entry-points, which enable certain functionality, and prioritized them.
What this issue is essentially about is whether options should be one of these UI entry-points. Of course having them as
an entry point is nice-to-have and won't hurt anyone, but I understand the discussion here as whether it affects
significant number of users to be worth spending implementation effort on it.
I have no strong opinion about this, but I tend to think "no", for the following reasons:
1) In typical-user scenario, this problem will not be experienced as maven functionality would be enabled when the
userdir is imported.
2) Users expect things to work well out-of-the-box. Configuration should not be needed for majority of users and is
typically accessed when something does not work as expected. At this point all maven functionality is enabled as the
project is open.
So this issue can be encountered by (I'm aware of certain level of simplification):
A) Users who are instructed to configure something AND at the same time are new to netbeans (~did not import their
userdir) AND did download one of the distributions with FoD. Quite easy to handle in tutorials, out-of-our control in
other minor cases.
B) Users who know their tool well, have special needs, know that they need to setup the tool to support them (and also
know how/where to do that) AND are new to NetBeans, i.e. have not a userdir from the previous version. Does not sound
like very likely combination.

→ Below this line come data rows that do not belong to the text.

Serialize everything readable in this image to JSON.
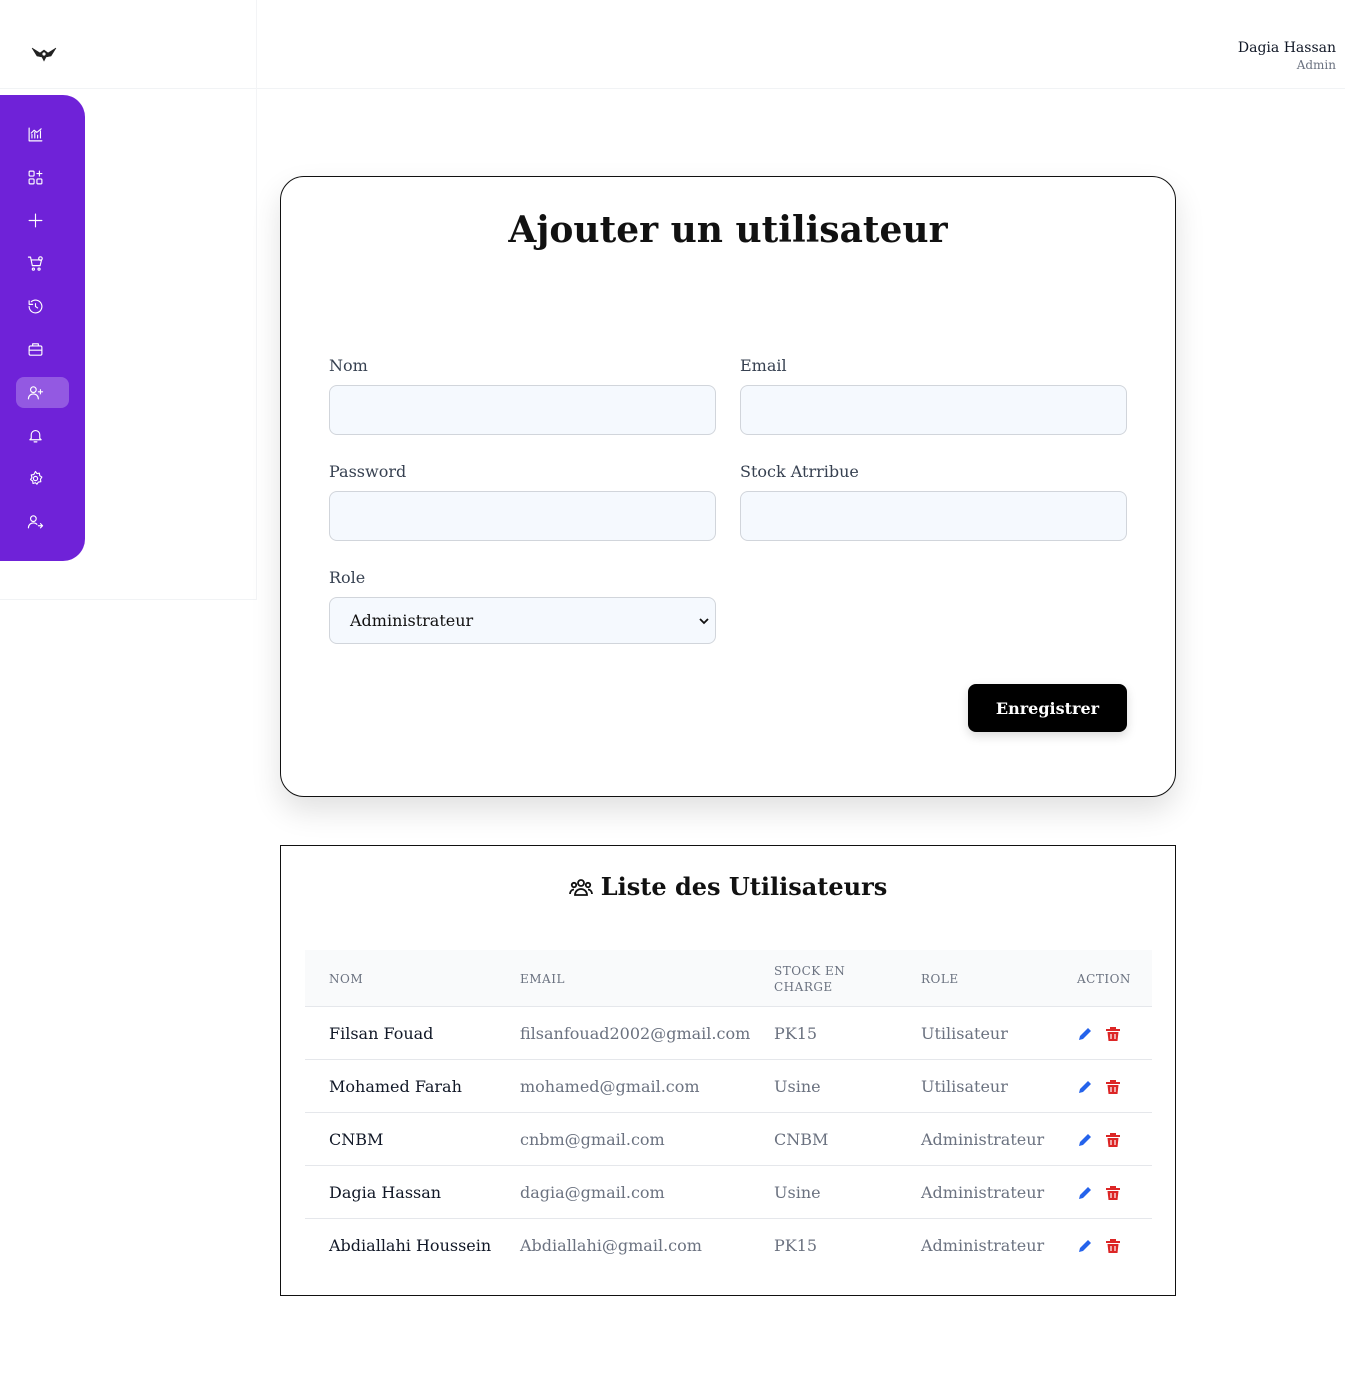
{
  "header": {
    "user_name": "Dagia Hassan",
    "user_role": "Admin"
  },
  "sidebar": {
    "accent_color": "#6f22d8",
    "items": [
      {
        "icon": "chart-icon",
        "active": false
      },
      {
        "icon": "grid-add-icon",
        "active": false
      },
      {
        "icon": "plus-icon",
        "active": false
      },
      {
        "icon": "cart-icon",
        "active": false
      },
      {
        "icon": "history-icon",
        "active": false
      },
      {
        "icon": "briefcase-icon",
        "active": false
      },
      {
        "icon": "user-add-icon",
        "active": true
      },
      {
        "icon": "bell-icon",
        "active": false
      },
      {
        "icon": "gear-icon",
        "active": false
      },
      {
        "icon": "user-logout-icon",
        "active": false
      }
    ]
  },
  "form": {
    "title": "Ajouter un utilisateur",
    "nom_label": "Nom",
    "nom_value": "",
    "email_label": "Email",
    "email_value": "",
    "password_label": "Password",
    "password_value": "",
    "stock_label": "Stock Atrribue",
    "stock_value": "",
    "role_label": "Role",
    "role_value": "Administrateur",
    "save_label": "Enregistrer"
  },
  "users": {
    "title": "Liste des Utilisateurs",
    "columns": [
      "NOM",
      "EMAIL",
      "STOCK EN CHARGE",
      "ROLE",
      "ACTION"
    ],
    "rows": [
      {
        "nom": "Filsan Fouad",
        "email": "filsanfouad2002@gmail.com",
        "stock": "PK15",
        "role": "Utilisateur"
      },
      {
        "nom": "Mohamed Farah",
        "email": "mohamed@gmail.com",
        "stock": "Usine",
        "role": "Utilisateur"
      },
      {
        "nom": "CNBM",
        "email": "cnbm@gmail.com",
        "stock": "CNBM",
        "role": "Administrateur"
      },
      {
        "nom": "Dagia Hassan",
        "email": "dagia@gmail.com",
        "stock": "Usine",
        "role": "Administrateur"
      },
      {
        "nom": "Abdiallahi Houssein",
        "email": "Abdiallahi@gmail.com",
        "stock": "PK15",
        "role": "Administrateur"
      }
    ],
    "edit_color": "#2563eb",
    "delete_color": "#dc2626"
  }
}
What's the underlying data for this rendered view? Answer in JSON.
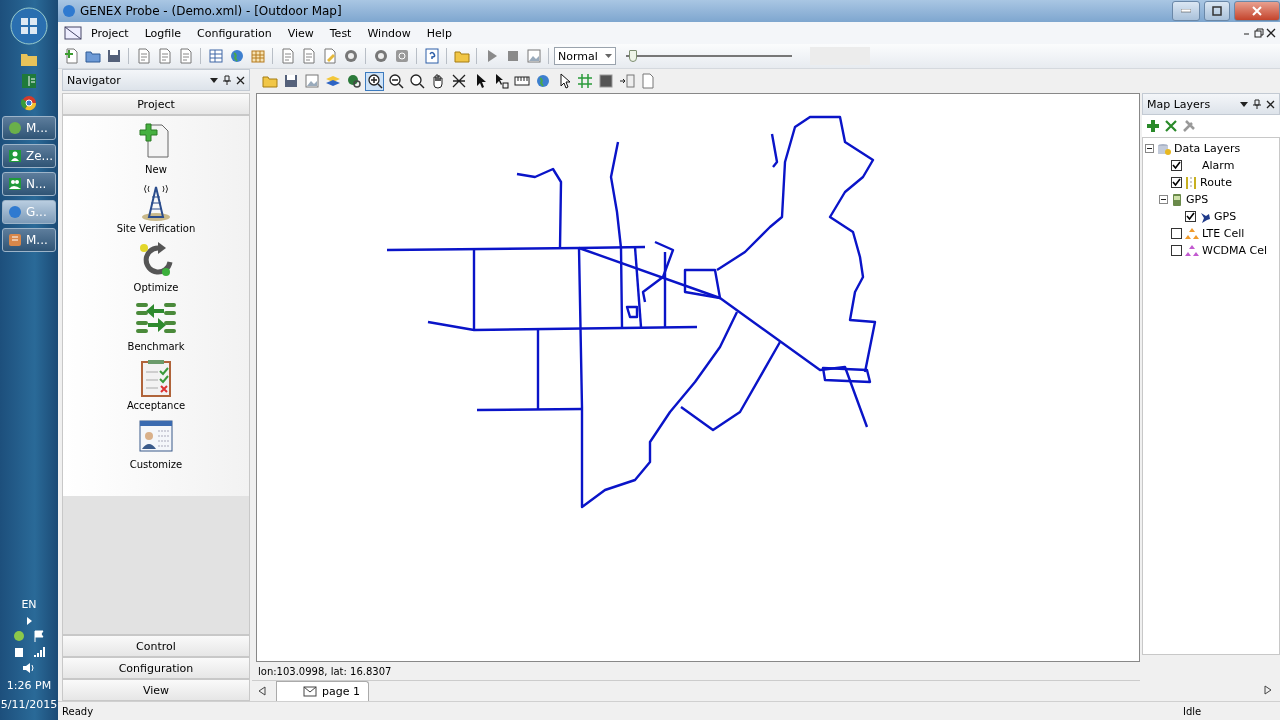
{
  "window": {
    "title": "GENEX Probe - (Demo.xml) - [Outdoor Map]"
  },
  "menu": [
    "Project",
    "Logfile",
    "Configuration",
    "View",
    "Test",
    "Window",
    "Help"
  ],
  "toolbar": {
    "speed": "Normal",
    "playback": {
      "level": 0.02
    }
  },
  "map_tools": [
    {
      "selected": false
    },
    {
      "selected": false
    },
    {
      "selected": false
    },
    {
      "selected": false
    },
    {
      "selected": false
    },
    {
      "selected": true
    },
    {
      "selected": false
    },
    {
      "selected": false
    },
    {
      "selected": false
    },
    {
      "selected": false
    },
    {
      "selected": false
    },
    {
      "selected": false
    },
    {
      "selected": false
    },
    {
      "selected": false
    },
    {
      "selected": false
    },
    {
      "selected": false
    },
    {
      "selected": false
    },
    {
      "selected": false
    },
    {
      "selected": false
    }
  ],
  "navigator": {
    "title": "Navigator",
    "section": "Project",
    "items": [
      {
        "label": "New",
        "kind": "new"
      },
      {
        "label": "Site Verification",
        "kind": "tower"
      },
      {
        "label": "Optimize",
        "kind": "optimize"
      },
      {
        "label": "Benchmark",
        "kind": "benchmark"
      },
      {
        "label": "Acceptance",
        "kind": "acceptance"
      },
      {
        "label": "Customize",
        "kind": "customize"
      }
    ],
    "bottom_sections": [
      "Control",
      "Configuration",
      "View"
    ]
  },
  "map": {
    "coordinates": "lon:103.0998, lat: 16.8307",
    "tabs": [
      {
        "label": "page 1",
        "selected": true
      }
    ]
  },
  "map_layers": {
    "title": "Map Layers",
    "tree": [
      {
        "label": "Data Layers",
        "kind": "database",
        "expanded": true,
        "children": [
          {
            "label": "Alarm",
            "kind": "alarm",
            "checked": true
          },
          {
            "label": "Route",
            "kind": "route",
            "checked": true
          },
          {
            "label": "GPS",
            "kind": "device",
            "expanded": true,
            "children": [
              {
                "label": "GPS",
                "kind": "pin",
                "checked": true
              }
            ]
          },
          {
            "label": "LTE Cell",
            "kind": "lte",
            "checked": false
          },
          {
            "label": "WCDMA Cel",
            "kind": "wcdma",
            "checked": false
          }
        ]
      }
    ]
  },
  "status_bar": {
    "left": "Ready",
    "right": "Idle"
  },
  "taskbar": {
    "tasks": [
      {
        "label": "M...",
        "kind": "green",
        "selected": false
      },
      {
        "label": "Ze...",
        "kind": "person",
        "selected": false
      },
      {
        "label": "N...",
        "kind": "people",
        "selected": false
      },
      {
        "label": "G...",
        "kind": "probe",
        "selected": true
      },
      {
        "label": "M...",
        "kind": "book",
        "selected": false
      }
    ],
    "language": "EN",
    "time": "1:26 PM",
    "date": "5/11/2015"
  }
}
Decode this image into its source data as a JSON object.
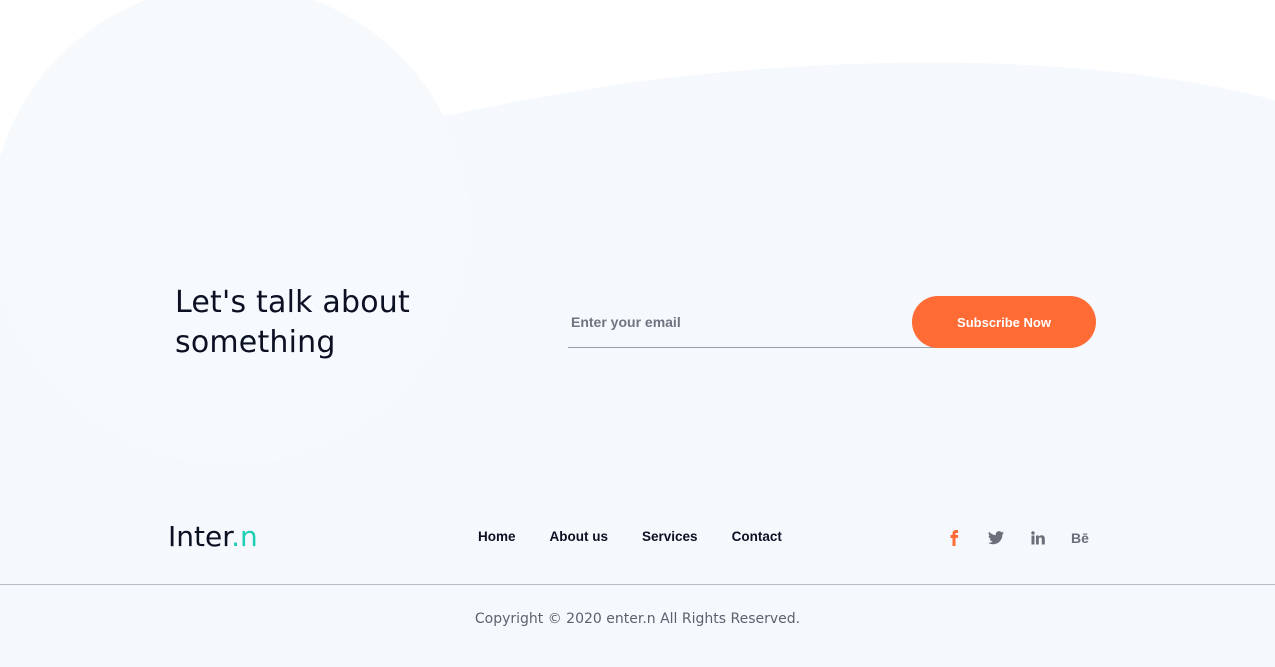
{
  "cta": {
    "headline_line1": "Let's talk about",
    "headline_line2": "something"
  },
  "subscribe": {
    "email_placeholder": "Enter your email",
    "email_value": "",
    "button_label": "Subscribe Now"
  },
  "footer": {
    "logo_text": "Inter",
    "logo_accent": ".n",
    "nav": [
      "Home",
      "About us",
      "Services",
      "Contact"
    ],
    "social": [
      {
        "name": "facebook-icon",
        "glyph": "f"
      },
      {
        "name": "twitter-icon",
        "glyph": "🐦"
      },
      {
        "name": "linkedin-icon",
        "glyph": "in"
      },
      {
        "name": "behance-icon",
        "glyph": "Bē"
      }
    ],
    "copyright": "Copyright © 2020 enter.n All Rights Reserved."
  },
  "colors": {
    "accent": "#ff6b35",
    "logo_accent": "#1ed0b3",
    "background_tint": "#f5f9fd",
    "text_dark": "#0b1023"
  }
}
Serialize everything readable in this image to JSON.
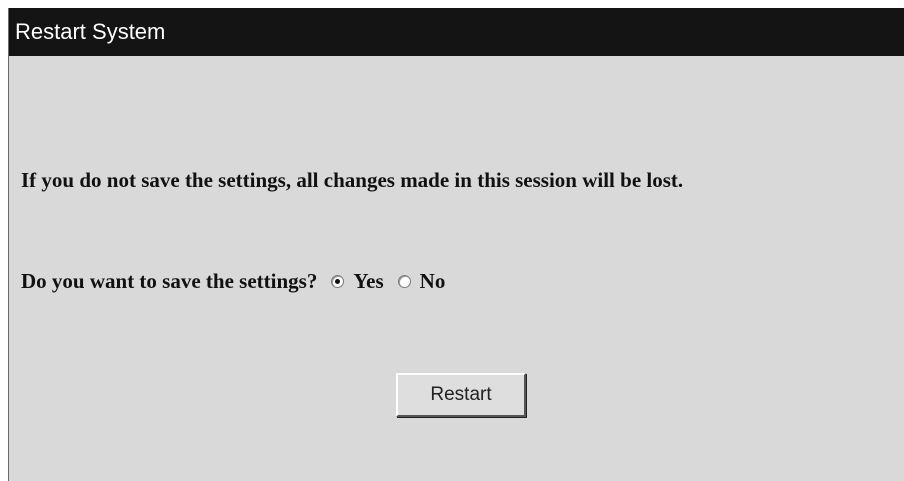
{
  "window": {
    "title": "Restart System"
  },
  "content": {
    "message": "If you do not save the settings, all changes made in this session will be lost.",
    "question": "Do you want to save the settings?",
    "options": [
      {
        "label": "Yes",
        "selected": true
      },
      {
        "label": "No",
        "selected": false
      }
    ],
    "restart_label": "Restart"
  }
}
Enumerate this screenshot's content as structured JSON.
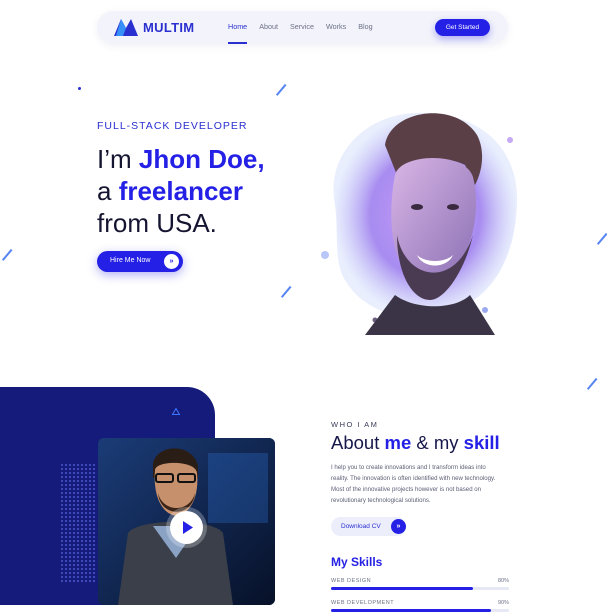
{
  "nav": {
    "brand": "MULTIM",
    "links": [
      {
        "label": "Home"
      },
      {
        "label": "About"
      },
      {
        "label": "Service"
      },
      {
        "label": "Works"
      },
      {
        "label": "Blog"
      }
    ],
    "cta": "Get Started"
  },
  "hero": {
    "subtitle": "FULL-STACK DEVELOPER",
    "line1_prefix": "I’m ",
    "line1_highlight": "Jhon Doe,",
    "line2_prefix": "a ",
    "line2_highlight": "freelancer",
    "line3": "from USA.",
    "button": "Hire Me Now",
    "button_icon": "»"
  },
  "about": {
    "kicker": "WHO I AM",
    "title_a": "About ",
    "title_b": "me",
    "title_c": " & my ",
    "title_d": "skill",
    "text": "I help you to create innovations and I transform ideas into reality. The innovation is often identified with new technology. Most of the innovative projects however is not based on revolutionary technological solutions.",
    "cv_button": "Download CV",
    "cv_icon": "»",
    "skills_title": "My Skills",
    "skills": [
      {
        "name": "WEB DESIGN",
        "pct_label": "80%",
        "value": 0.8
      },
      {
        "name": "WEB DEVELOPMENT",
        "pct_label": "90%",
        "value": 0.9
      }
    ]
  },
  "colors": {
    "accent": "#2420e6",
    "panel": "#141b7a"
  }
}
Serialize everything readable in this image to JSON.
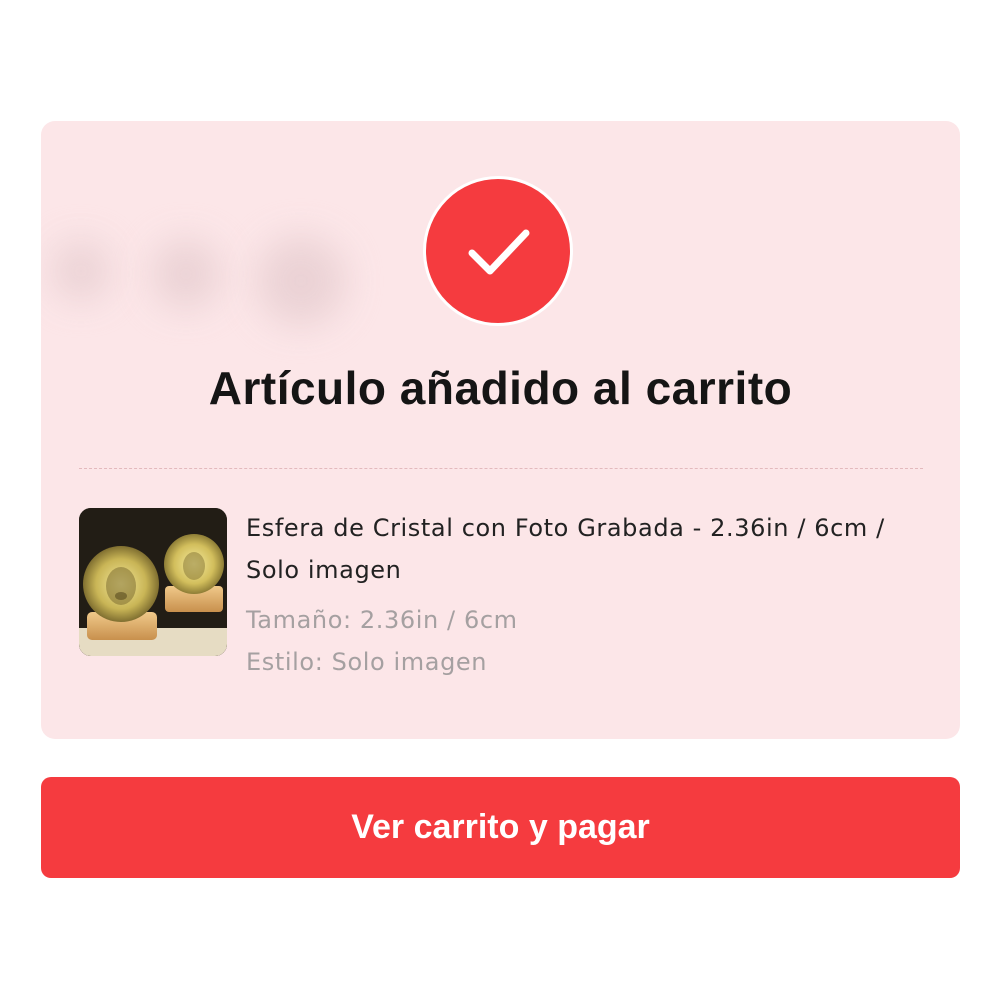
{
  "confirmation": {
    "title": "Artículo añadido al carrito",
    "icon": "check-icon",
    "accent_color": "#f53b3f",
    "background_color": "#fce6e8"
  },
  "product": {
    "name": "Esfera de Cristal con Foto Grabada - 2.36in / 6cm / Solo imagen",
    "image_icon": "product-thumbnail-crystal-sphere",
    "options": [
      {
        "label": "Tamaño",
        "value": "2.36in / 6cm",
        "text": "Tamaño: 2.36in / 6cm"
      },
      {
        "label": "Estilo",
        "value": "Solo imagen",
        "text": "Estilo: Solo imagen"
      }
    ]
  },
  "actions": {
    "checkout_label": "Ver carrito y pagar"
  }
}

Both A and B are rare combinations (despite that most of us probably belong to group B - but we're not the ones the IDE
is designed for).
I'm not saying this won't affect anyone. I'm just saying is that it will probably affect *very few* people and we should
consider the benefit/cost ratio. This really is not a common use-case. IMHO not worth it.
It could be made even less likely (but not entirely eliminated) by disabling options until a first NB bundle is enabled.
Thanks Ondra for your assessment. Configuration shall not be an entry point (for majority of users). I am keeping this
issue open, but for the near future we rather concentrate on making the IDE work and work out of the box rather than
creating this additional entry point.